Hope I Live To Tell
In a recent interview to Filmfreakcentral, James Foley, director of three Madonna videos (Live To Tell, Papa don’t Preach and True Blue) takes a look back to talk about his two movies At Close Range and Who’s That Girl and about his friendship with actor Sean Penn that got him involved as director of the “third Madonna Movie”
Foley: There was a Sean Penn retrospective and At Close Range was there and Sean asked me to come and I watched the movie. I hadn’t seen it in a long time and I was kind of amazed myself, not at my own brilliance (laughs), but how did that happen. I remember being absolutely fearless because I was too young to know any better. I had no idea, I had never tasted failure, or pressure from the studio. You know, that film got made because Sean was very hot, Sean wanted me to direct it, and because he and I were so simpatico, we could do whatever we wanted because we held the power. I never appreciated that at the time, how important that was, so we literally did whatever we wanted and tried crazy things and didn’t care what other people thought, we didn’t have to care what other people thought. It just seemed like the performances seemed like a natural extension of a conversation that Sean and I had going, we’d become good friends a couple of years before that, and I just took that nurturing and freedom really for granted.
Chistopher Walken came into the situation and instinctually or luckily, I reacted to him in the right way. There was never a film class about directing actors, so I would just act like an audience member and say that I didn’t like this or didn’t like that and I learned right away that some actors you talk to and explain things, and others you say as little as possible and Walken was one who you said as little as possible. I have to say that I really just fell into it without thinking about it, so much of my early stuff I did without thinking about it, it was more “what looks cool” and “what’s a good moment.” We had no idea if it was going to be pleasing to an audience or whether it was going to be commercial or if the ending was too downbeat, we didn’t care.
The only time we had a problem was with a financier who after we had finished, and who has since gone bankrupt, asked us to change the ending. If you remember the ending, Sean has the gun to Chris Walken‘s head and pulls back and says, “No, no, I’m not you“, and that’s the whole point of the friggin’ movie, but there was this pressure of “reshoot the ending and have Sean pull the trigger.” Kill Walken! That’s what came out of the test screening, the audience wanted Sean to have revenge, but luckily I was connected to Sean and Sean said, “I ain’t shootin’ that,” and that was the end of it. So that’s what I learned in retrospect about why that movie was as good as it was.
Q: Did your friendship with Penn lead you to your next film, Who’s That Girl? [starring Penn’s then-wife Madonna]?

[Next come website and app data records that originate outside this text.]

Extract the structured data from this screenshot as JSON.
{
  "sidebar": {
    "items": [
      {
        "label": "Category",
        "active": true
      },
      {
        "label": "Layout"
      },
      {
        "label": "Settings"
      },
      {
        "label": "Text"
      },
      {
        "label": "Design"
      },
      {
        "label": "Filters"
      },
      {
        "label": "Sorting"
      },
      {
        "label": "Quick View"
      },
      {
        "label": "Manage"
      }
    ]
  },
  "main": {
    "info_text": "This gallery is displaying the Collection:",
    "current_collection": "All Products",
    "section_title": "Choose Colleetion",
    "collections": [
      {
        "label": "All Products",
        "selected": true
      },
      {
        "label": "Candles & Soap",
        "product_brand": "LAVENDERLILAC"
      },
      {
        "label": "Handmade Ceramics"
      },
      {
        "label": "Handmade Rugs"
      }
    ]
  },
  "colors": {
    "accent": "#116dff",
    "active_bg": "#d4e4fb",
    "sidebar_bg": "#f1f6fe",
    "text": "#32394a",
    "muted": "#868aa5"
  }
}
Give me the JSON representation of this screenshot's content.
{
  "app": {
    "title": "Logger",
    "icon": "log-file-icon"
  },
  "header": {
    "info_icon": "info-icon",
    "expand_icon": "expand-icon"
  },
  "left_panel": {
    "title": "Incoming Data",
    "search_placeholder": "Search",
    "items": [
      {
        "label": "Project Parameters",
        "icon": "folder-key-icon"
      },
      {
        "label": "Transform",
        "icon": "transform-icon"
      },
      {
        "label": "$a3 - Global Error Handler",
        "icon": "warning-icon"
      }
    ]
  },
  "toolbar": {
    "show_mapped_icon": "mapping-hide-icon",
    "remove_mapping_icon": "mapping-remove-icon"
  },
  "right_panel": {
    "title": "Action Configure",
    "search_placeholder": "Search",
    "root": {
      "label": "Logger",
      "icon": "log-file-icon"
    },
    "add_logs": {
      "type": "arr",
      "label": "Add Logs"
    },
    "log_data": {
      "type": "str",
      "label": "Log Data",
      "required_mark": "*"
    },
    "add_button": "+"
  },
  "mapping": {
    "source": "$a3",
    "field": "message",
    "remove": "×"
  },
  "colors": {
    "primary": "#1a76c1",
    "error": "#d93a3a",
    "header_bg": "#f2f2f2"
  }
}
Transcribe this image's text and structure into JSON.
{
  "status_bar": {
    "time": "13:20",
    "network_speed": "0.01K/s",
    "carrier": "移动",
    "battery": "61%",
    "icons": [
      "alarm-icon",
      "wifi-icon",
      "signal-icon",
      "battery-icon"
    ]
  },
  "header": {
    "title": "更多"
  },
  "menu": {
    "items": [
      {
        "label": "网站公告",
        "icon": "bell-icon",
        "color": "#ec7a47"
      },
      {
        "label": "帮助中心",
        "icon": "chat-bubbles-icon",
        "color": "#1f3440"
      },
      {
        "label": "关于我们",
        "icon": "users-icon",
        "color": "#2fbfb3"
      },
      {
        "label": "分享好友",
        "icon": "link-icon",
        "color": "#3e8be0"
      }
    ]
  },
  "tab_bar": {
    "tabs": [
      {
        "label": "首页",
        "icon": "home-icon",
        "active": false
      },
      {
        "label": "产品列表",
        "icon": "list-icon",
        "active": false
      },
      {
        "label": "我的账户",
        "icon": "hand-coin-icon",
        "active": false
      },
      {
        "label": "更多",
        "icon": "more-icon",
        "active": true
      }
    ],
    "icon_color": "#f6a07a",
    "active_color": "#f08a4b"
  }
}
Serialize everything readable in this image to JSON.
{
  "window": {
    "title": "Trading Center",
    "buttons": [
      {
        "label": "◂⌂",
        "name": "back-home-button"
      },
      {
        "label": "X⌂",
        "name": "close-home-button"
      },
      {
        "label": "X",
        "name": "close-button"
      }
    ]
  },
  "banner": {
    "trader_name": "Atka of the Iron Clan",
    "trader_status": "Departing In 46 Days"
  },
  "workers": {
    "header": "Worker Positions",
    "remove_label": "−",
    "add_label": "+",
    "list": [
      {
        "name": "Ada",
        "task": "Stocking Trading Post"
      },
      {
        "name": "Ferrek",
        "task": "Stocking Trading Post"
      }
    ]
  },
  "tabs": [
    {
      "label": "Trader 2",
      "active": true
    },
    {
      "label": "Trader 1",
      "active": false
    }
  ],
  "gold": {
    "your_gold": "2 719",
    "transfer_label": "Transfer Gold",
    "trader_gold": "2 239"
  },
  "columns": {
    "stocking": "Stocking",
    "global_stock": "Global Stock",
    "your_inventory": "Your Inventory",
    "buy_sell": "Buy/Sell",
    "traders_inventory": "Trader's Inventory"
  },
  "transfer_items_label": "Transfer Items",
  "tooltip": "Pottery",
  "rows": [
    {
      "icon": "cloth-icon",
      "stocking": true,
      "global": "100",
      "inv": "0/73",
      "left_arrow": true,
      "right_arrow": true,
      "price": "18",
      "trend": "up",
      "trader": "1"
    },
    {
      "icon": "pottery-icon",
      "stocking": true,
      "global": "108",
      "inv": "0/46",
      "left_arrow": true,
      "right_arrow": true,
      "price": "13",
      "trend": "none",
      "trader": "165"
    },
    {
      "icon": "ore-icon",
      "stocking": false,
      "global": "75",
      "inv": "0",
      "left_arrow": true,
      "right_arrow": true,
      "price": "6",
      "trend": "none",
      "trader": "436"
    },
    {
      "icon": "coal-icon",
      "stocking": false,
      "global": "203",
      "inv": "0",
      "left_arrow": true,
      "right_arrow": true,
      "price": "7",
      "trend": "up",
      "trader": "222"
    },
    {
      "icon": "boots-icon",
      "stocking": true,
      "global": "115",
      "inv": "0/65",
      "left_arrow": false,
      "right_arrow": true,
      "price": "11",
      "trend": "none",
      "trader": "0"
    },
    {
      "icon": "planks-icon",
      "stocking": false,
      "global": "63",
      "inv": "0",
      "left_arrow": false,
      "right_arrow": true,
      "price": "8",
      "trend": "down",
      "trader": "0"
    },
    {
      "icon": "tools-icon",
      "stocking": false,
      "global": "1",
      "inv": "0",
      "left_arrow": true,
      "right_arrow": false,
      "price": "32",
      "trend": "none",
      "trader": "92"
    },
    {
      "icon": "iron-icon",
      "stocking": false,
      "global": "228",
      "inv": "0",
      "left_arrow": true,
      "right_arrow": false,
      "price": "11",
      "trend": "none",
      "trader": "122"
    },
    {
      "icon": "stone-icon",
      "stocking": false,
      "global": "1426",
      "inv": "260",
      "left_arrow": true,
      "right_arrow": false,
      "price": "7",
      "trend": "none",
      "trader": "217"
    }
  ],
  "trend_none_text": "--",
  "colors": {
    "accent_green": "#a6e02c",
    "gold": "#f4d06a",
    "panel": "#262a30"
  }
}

Foley: Mmm, exactly. Friendships have their good side and their bad side.
You mentioned that to a point, you hadn’t experienced failure, what was it like to experience it for the first time with the full force of popular and critical opinion?
Foley: It was a major life experience. Now that the years have passed, the pain has gone away, replaced by a kind of pride in learning something early that has maybe sustained me for this long. I really believe, I’m interested in studying the history of directors, and why they make a few good films and then fall off the map, you look to the credits of episodic TV and there they are, and I think that it has so much to do with how you respond to failure. To experience that first failure of your movie is so shocking. For me, my whole life had been moving forward: 1st grade, 2nd grade, 3rd grade, college, grad school, film, and that first failure, suddenly you have a public humiliation. THE NEW YORK TIMES is saying that you’re no good, everyone’s saying you’re no good, VARIETY‘s saying that it’s a bomb, the studio doesn’t like you anymore, nobody knows you, and you get thrown back and it’s painful as hell. I feel like I was very lucky in that the next thing I did was very low budget, but it was something I really believed in.
Q: After Dark, My Sweet?
Foley: Exactly. In the beginning I didn’t know what it was that I did, what I did in film best, and after Who’s That Girl? I looked back and tried to understand what is it that I responded to and make the decision to do only what I responded to viscerally. Luckily After Dark got some good critical attention and, luckily again, Al Pacino had seen At Close Range and After Dark, My Sweet and really wanted to do something with me and came to me with Mamet’s Glengarry Glen Ross. Once that happened, I’d become established again, gotten the approval again of people who mattered more than me at that point. Most important in that calculus of Hollywood is that I could work with stars. It’s one of the most cynical things about the studios, you know, that they don’t really care about anything so much as you being able to work under budget and keep the “talent” happy.